September 20, 2016
“Erythropoietin (EPO) treated patients showed a five times greater cognitive improvement from their individual baseline levels compared with placebo treated patients. EPO-treated patients showed 11% improvement while placebo treated patients improved only by 2%. This effect of EPO on cognition was maintained 6 weeks after patients had completed their treatment,” study researcher Kamilla Miskowiak, PhD, of Copenhagen University Hospital, Denmark, said in a press release.
To assess effects of EPO on speed of complex cognitive processing in individuals with unipolar or bipolar depression, researchers randomly assigned individuals to 8 weekly EPO (n = 40) or saline (n = 39) infusions. Speed of complex cognitive processing and mood symptoms were assessed at baseline, week 9 and week 14.
Participants who received EPO had improved speed of complex cognitive processing at weeks 9 and 14 (P .05).
Objective cognitive baseline deficits increased likelihood of achieving clinically relevant improvement in cognition by 9.7 (95% CI, 1.2-81.1) at week 9 and 9.9 (95% CI, 1.1-88.4) at week 14 among participants who received EPO.
Cognitive improvement associated with EPO was correlated with reduced subjective cognitive complaints at week 9 (P = .01), which was mediated by lower depressive symptom severity.
However, the significant correlation persisted independently of change in depressive symptoms at week 14 (P < .01).
Improved objective cognition was not associated with change in quality of life or socio-occupational function.
“The results of this study, albeit preliminary, give hope to people suffering from mood disorders and associated neurocognitive symptoms. Those symptoms are now recognized as a core part of affective disorders and are not appropriately tackled by the currently available pharmacological armamentarium, despite their close association with relevant clinical outcomes such as the ability to return to work,” Eduard Vieta, PhD, treasurer of the European College of Neuropsychopharmacology, said in the release. – by Amanda Oldt
Ott CV, et al. The effect of erythropoietin on cognition in affective disorders — associations with baseline deficits and change in subjective cognitive complaints.
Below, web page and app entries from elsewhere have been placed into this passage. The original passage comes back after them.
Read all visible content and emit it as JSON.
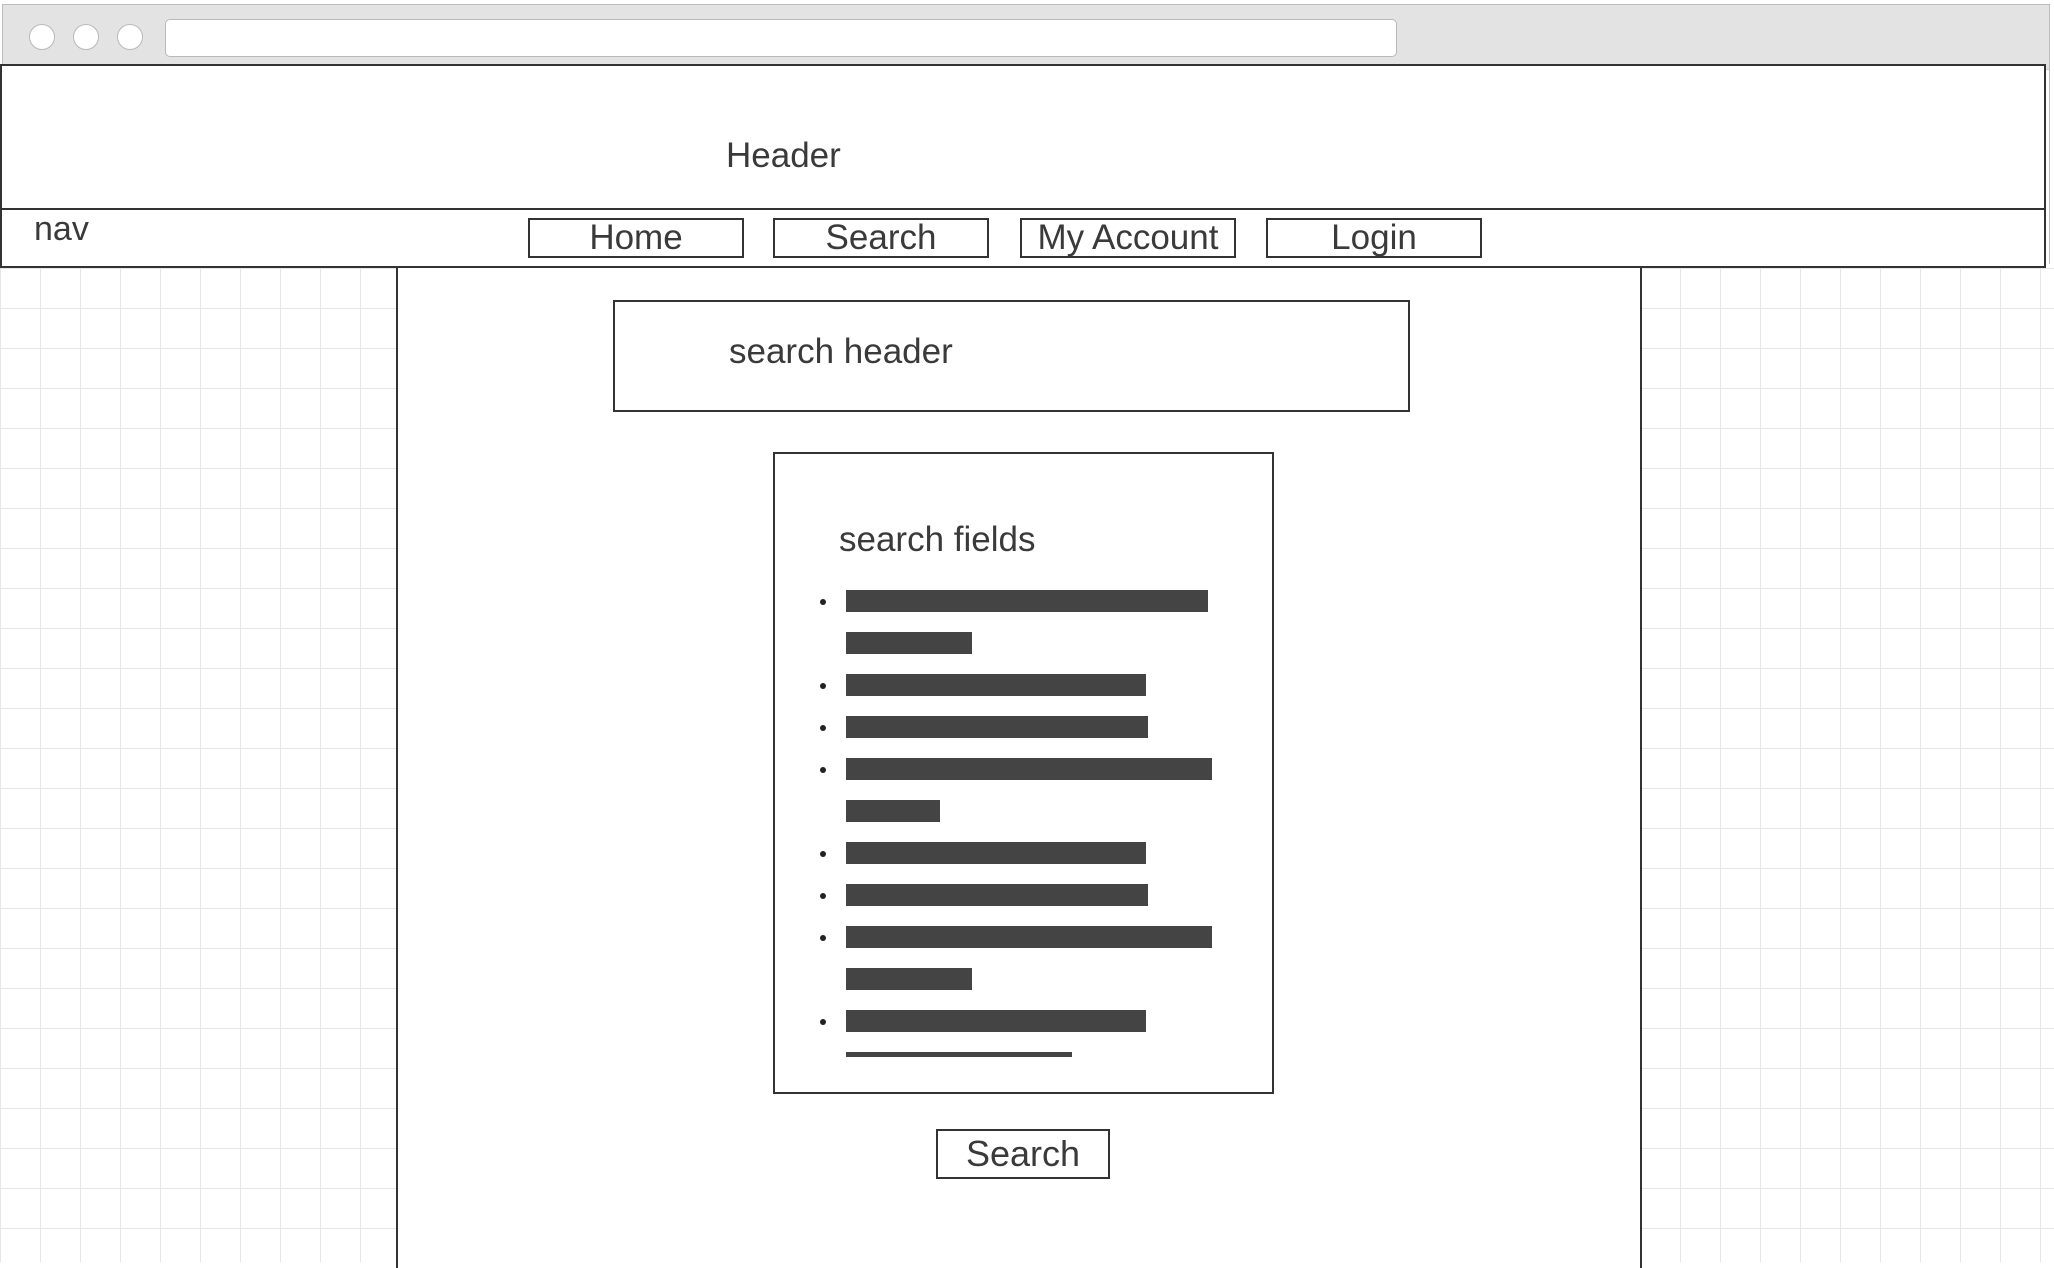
{
  "header": {
    "label": "Header"
  },
  "nav": {
    "label": "nav",
    "buttons": [
      "Home",
      "Search",
      "My Account",
      "Login"
    ]
  },
  "search_header": {
    "label": "search header"
  },
  "search_fields": {
    "title": "search fields",
    "items": 8
  },
  "search_button": {
    "label": "Search"
  }
}
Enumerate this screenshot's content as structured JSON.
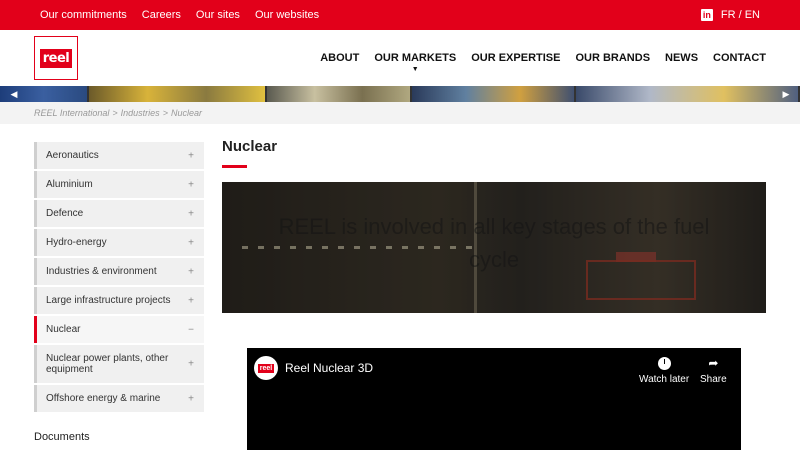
{
  "topbar": {
    "links": [
      "Our commitments",
      "Careers",
      "Our sites",
      "Our websites"
    ],
    "linkedin_icon": "linkedin-icon",
    "lang_fr": "FR",
    "lang_sep": "/",
    "lang_en": "EN"
  },
  "header": {
    "logo_text": "reel",
    "nav": [
      "ABOUT",
      "OUR MARKETS",
      "OUR EXPERTISE",
      "OUR BRANDS",
      "NEWS",
      "CONTACT"
    ],
    "caret": "▼"
  },
  "breadcrumb": [
    "REEL International",
    "Industries",
    "Nuclear"
  ],
  "breadcrumb_sep": ">",
  "sidebar": {
    "items": [
      {
        "label": "Aeronautics",
        "toggle": "+"
      },
      {
        "label": "Aluminium",
        "toggle": "+"
      },
      {
        "label": "Defence",
        "toggle": "+"
      },
      {
        "label": "Hydro-energy",
        "toggle": "+"
      },
      {
        "label": "Industries & environment",
        "toggle": "+"
      },
      {
        "label": "Large infrastructure projects",
        "toggle": "+"
      },
      {
        "label": "Nuclear",
        "toggle": "−"
      },
      {
        "label": "Nuclear power plants, other equipment",
        "toggle": "+"
      },
      {
        "label": "Offshore energy & marine",
        "toggle": "+"
      }
    ],
    "documents_label": "Documents"
  },
  "main": {
    "title": "Nuclear",
    "hero_text": "REEL is involved in all key stages of the fuel cycle"
  },
  "video": {
    "logo_text": "reel",
    "title": "Reel Nuclear 3D",
    "watch_later": "Watch later",
    "share": "Share"
  },
  "colors": {
    "brand_red": "#e2001a"
  }
}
Presented at: European College of Neuropsychopharmacology Congress; September 17-20, 2016; Vienna.